1
\$\begingroup\$

Please help. In reverse bias we say the negative terminal of the battery attracts holes of the p-type hence depletion zone becomes bigger. Why don't electrons from the negative side of the battery actually move to go and fill the holes then repel electrons in the n-type through the wire and to the battery creating a current in reverse bias?!

Depletion zone is made by electrons from n-type going to p-type then surely electrons from the battery could travel to the holes in the p-type as well instead of just ATTRACTING the holes. Please can someone explain this it is really confusing me.

\$\endgroup\$
  • 3
    \$\begingroup\$ Not as confusing as one long sentence... \$\endgroup\$ – Trevor_G Oct 20 '17 at 16:41
  • 1
    \$\begingroup\$ @Moe Entitled much? \$\endgroup\$ – Cuadue Oct 20 '17 at 17:08
  • 2
    \$\begingroup\$ Welcome to EE.SE, @moe. Please use proper paragraph and sentence formatting including capital letters and punctuation. It helps legibility, clarity and credibility. Pay attention to the comments and try and address the issues raised, respecting those who help you here for no reward and no cost to you other than some keyboard discipline. If you don't care you'll find that you won't get good answers. Fix your post? \$\endgroup\$ – Transistor Oct 20 '17 at 17:12
  • \$\begingroup\$ Is this a homework question? \$\endgroup\$ – Oskar Skog Oct 20 '17 at 17:44
  • \$\begingroup\$ No. I was simply looking at how the PN junction works in a diode and thought about it. \$\endgroup\$ – Moe Oct 20 '17 at 17:48
1
\$\begingroup\$

It is the presence of holes and extra electrons in the semiconductor material that make it conductive. At the join between the layers in a PN junction the holes and electrons join together and cancel each other out creating that depletion layer which is an insulator.

When you attach a reverse voltage you force the holes and electrons to go towards each other which fills in more holes in the depletion layer making it wider and a better insulator.

Attaching a forward voltage pulls the electrons out of the holes in the depletion layer till it is no longer an insulator.

There are a good description here with some illustrations.

\$\endgroup\$

Your Answer
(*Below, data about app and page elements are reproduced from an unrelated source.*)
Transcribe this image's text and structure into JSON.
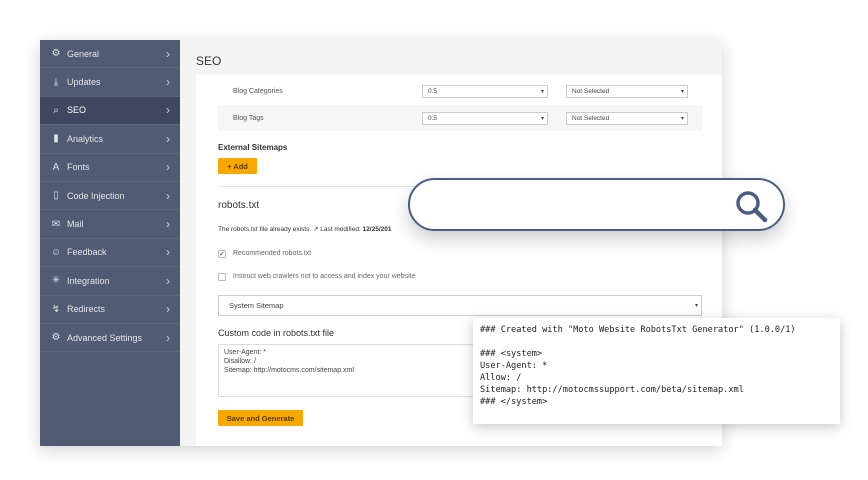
{
  "sidebar": {
    "items": [
      {
        "label": "General",
        "icon": "gear-icon",
        "glyph": "⚙"
      },
      {
        "label": "Updates",
        "icon": "download-icon",
        "glyph": "⤓"
      },
      {
        "label": "SEO",
        "icon": "seo-icon",
        "glyph": "⌕",
        "active": true
      },
      {
        "label": "Analytics",
        "icon": "bar-chart-icon",
        "glyph": "▮"
      },
      {
        "label": "Fonts",
        "icon": "font-icon",
        "glyph": "A"
      },
      {
        "label": "Code Injection",
        "icon": "code-file-icon",
        "glyph": "▯"
      },
      {
        "label": "Mail",
        "icon": "mail-icon",
        "glyph": "✉"
      },
      {
        "label": "Feedback",
        "icon": "feedback-icon",
        "glyph": "☺"
      },
      {
        "label": "Integration",
        "icon": "integration-icon",
        "glyph": "✳"
      },
      {
        "label": "Redirects",
        "icon": "redirect-icon",
        "glyph": "↯"
      },
      {
        "label": "Advanced Settings",
        "icon": "advanced-gear-icon",
        "glyph": "⚙"
      }
    ]
  },
  "page": {
    "title": "SEO"
  },
  "sitemap_rows": [
    {
      "label": "Blog Categories",
      "priority": "0.5",
      "frequency": "Not Selected"
    },
    {
      "label": "Blog Tags",
      "priority": "0.5",
      "frequency": "Not Selected"
    }
  ],
  "external": {
    "title": "External Sitemaps",
    "add_label": "+ Add"
  },
  "robots": {
    "title": "robots.txt",
    "exists_text": "The robots.txt file already exists.",
    "modified_label": "Last modified:",
    "modified_value": "12/25/201",
    "recommended_label": "Recommended robots.txt",
    "recommended_checked": true,
    "noindex_label": "Instruct web crawlers not to access and index your website",
    "noindex_checked": false,
    "sitemap_select": "System Sitemap",
    "custom_label": "Custom code in robots.txt file",
    "custom_code": "User-Agent: *\nDisallow: /\nSitemap: http://motocms.com/sitemap.xml",
    "save_label": "Save and Generate"
  },
  "preview": {
    "code": "### Created with \"Moto Website RobotsTxt Generator\" (1.0.0/1)\n\n### <system>\nUser-Agent: *\nAllow: /\nSitemap: http://motocmssupport.com/beta/sitemap.xml\n### </system>"
  },
  "colors": {
    "sidebar": "#525b74",
    "accent": "#f9a800",
    "search_border": "#4d5c82"
  }
}
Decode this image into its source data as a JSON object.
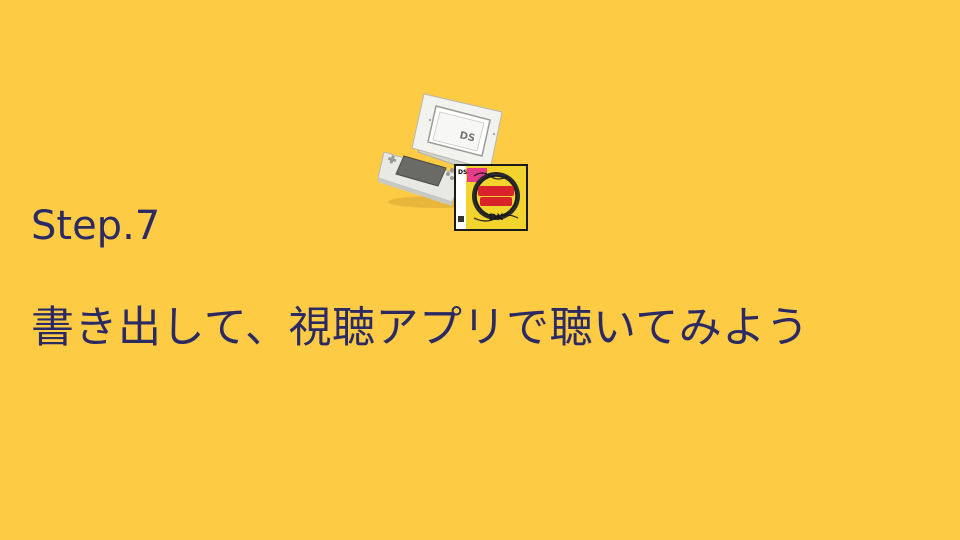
{
  "slide": {
    "background_color": "#FECB45",
    "text_color": "#2C2A63",
    "step_label": "Step.7",
    "step_text": "書き出して、視聴アプリで聴いてみよう",
    "illustration": {
      "icon": "nintendo-ds-console-with-game-cartridge"
    }
  }
}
By clicking “Post Your Answer”, you agree to our terms of service, privacy policy and cookie policy

Not the answer you're looking for? Browse other questions tagged or ask your own question.